Announcing the ASAPbio Funders’ Workshop

On May 24th, 2016, representatives of funding agencies and existing preprint servers as well as junior and senior scientists will meet at the NIH to coordinate their efforts in providing a preprint service for the biology community. The attendees of this small workshop are listed below. — ASAPbio organizers ASAPbio Funders’ Workshop attendees Needhi Bhalla UC Santa Cruz…

An update from ASAPbio

We are writing to inform you about some developments since the first ASAPbio meeting at the HHMI in February. This meeting, which was attended by a diverse group of individuals representing many institutions and followed by a sizable online audience, had an intended goal of learning whether there is increased interest and greater support for…

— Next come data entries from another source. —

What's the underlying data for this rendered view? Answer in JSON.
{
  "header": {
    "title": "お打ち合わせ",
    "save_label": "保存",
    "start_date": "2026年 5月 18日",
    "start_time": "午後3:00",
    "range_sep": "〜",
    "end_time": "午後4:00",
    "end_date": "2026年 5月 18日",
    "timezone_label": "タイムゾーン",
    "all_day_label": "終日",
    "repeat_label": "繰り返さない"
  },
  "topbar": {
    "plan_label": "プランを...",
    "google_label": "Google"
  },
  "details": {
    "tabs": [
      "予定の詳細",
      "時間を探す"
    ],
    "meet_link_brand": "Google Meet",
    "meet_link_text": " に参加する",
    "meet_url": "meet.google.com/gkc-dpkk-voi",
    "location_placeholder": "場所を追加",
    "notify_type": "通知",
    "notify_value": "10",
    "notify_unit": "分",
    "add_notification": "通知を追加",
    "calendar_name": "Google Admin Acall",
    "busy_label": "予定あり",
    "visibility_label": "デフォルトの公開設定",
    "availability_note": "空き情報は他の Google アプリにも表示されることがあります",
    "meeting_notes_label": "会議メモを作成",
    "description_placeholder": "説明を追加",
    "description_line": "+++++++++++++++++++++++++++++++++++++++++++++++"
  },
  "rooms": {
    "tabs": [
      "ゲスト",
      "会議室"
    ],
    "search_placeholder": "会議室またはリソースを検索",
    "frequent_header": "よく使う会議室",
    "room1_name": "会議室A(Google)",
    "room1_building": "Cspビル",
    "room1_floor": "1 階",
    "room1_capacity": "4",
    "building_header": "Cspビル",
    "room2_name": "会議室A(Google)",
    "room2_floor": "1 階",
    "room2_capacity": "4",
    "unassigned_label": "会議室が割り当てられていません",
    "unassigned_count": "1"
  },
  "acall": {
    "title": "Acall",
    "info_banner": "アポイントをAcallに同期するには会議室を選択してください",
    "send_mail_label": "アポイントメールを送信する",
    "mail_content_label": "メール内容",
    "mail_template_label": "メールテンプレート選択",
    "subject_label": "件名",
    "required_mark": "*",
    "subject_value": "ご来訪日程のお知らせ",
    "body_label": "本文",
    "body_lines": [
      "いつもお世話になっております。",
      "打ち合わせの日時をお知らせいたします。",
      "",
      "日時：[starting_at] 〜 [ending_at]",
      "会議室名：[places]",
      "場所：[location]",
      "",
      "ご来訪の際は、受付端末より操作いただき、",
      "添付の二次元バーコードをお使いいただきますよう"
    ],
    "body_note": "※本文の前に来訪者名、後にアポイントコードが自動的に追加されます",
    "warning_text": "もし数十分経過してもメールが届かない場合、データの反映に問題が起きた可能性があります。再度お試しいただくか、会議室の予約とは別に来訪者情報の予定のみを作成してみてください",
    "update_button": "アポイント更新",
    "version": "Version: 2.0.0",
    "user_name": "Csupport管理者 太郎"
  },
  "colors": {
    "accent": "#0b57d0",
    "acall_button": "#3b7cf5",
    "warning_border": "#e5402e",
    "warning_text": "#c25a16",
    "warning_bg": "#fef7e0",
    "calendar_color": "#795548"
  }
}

Some thoughts on ASAPbio

Angela DePace, Assistant Professor, Department of Systems Biology, Harvard Medical School I believe strongly in open access (mainly because everyone deserves access to the scientific literature, but also because of the immorality of making large profits from free academic labor and the unsustainability of library subscription prices).  I also believe in open peer review; I strive to…

ASAPbio newsletter – vol 1

Thanks for subscribing to ASAPbio’s newsletter! As part of the followup to last month’s productive meeting, ASAPbio organizers and attendees have been working to spread discussions about preprints to the broader community. Recent articles at Wired, NYTimes, and The Economist have certainly moved the needle in this regard! Please help keep the conversation going by…

Submission selfies

Take a picture of yourself and/or your coauthors celebrating the submission of a preprint and post it in the comments below (click the icon to at the bottom left of the text field to upload an image). Don’t forget to include a link to the preprint if it’s already available! You can get a link…

Open pre-print peer review: a call for greater transparency in the evaluation of manuscripts

Lachlan Coin, Institute for Molecular Bioscience, The University of Queensland, Brisbane, Australia Darya Vanichkina, Centenary Institute, University of Sydney, Sydney, Australia Alicia Oshlack, Murdoch Childrens Research Institute, Royal Children’s Hospital, Melbourne, Australia Transparency and openness are extremely beneficial for science.  The immediate and open publication of findings via preprint servers results in rapid dissemination of…

Open Scholar: Using Existing Infrastructure to Transform Peer Review

Gary McDowell, Future of Research and Tufts University, and Pandelis Perakakis, Mind, Brain and Behaviour Research Centre, University of Granada, Spain Please address any correspondence to garymcdow@gmail.com and peraka@ugr.es In reforming the culture of peer review and moving towards a system that embraces the use and recognition of pre-print servers, we are cognizant of the…

bioRxiv: a progress report

John R. Inglis and Richard Sever, Cold Spring Harbor Laboratory Please address any correspondence to inglis@cshl.edu and sever@cshl.edu bioRxiv (biorxiv.org) is a not-for-profit, online archiving and distribution service for preprints[1] of research papers in the life sciences. It was launched in November 2013 by Cold Spring Harbor Laboratory, a research and educational institution, and receives financial support from…

ASAPbio and Preprints – A Perspective from a Junior Faculty Member

James Fraser, UCSF Can we move towards more open and rapid sharing of scientific results without putting younger scientists careers at risk?  Ideally we want evaluation (of candidates for faculty positions, of promotion of Assistant Professors, of graduate students for fellowships, or of grants for funding) to be thorough and based entirely on a careful…

Nature article on time to publication

An article by Kendall Powell entitled “Does it take too long to publish research?” appears in the February 11, 2016 issue of Nature. ASAPbio attendees (including Leslie Vosshall and Maria Leptin) and organizer Ron Vale are quoted, and the meeting is mentioned: This month, a group of more than 70 scientists, funders, journal editors and publishers are meeting…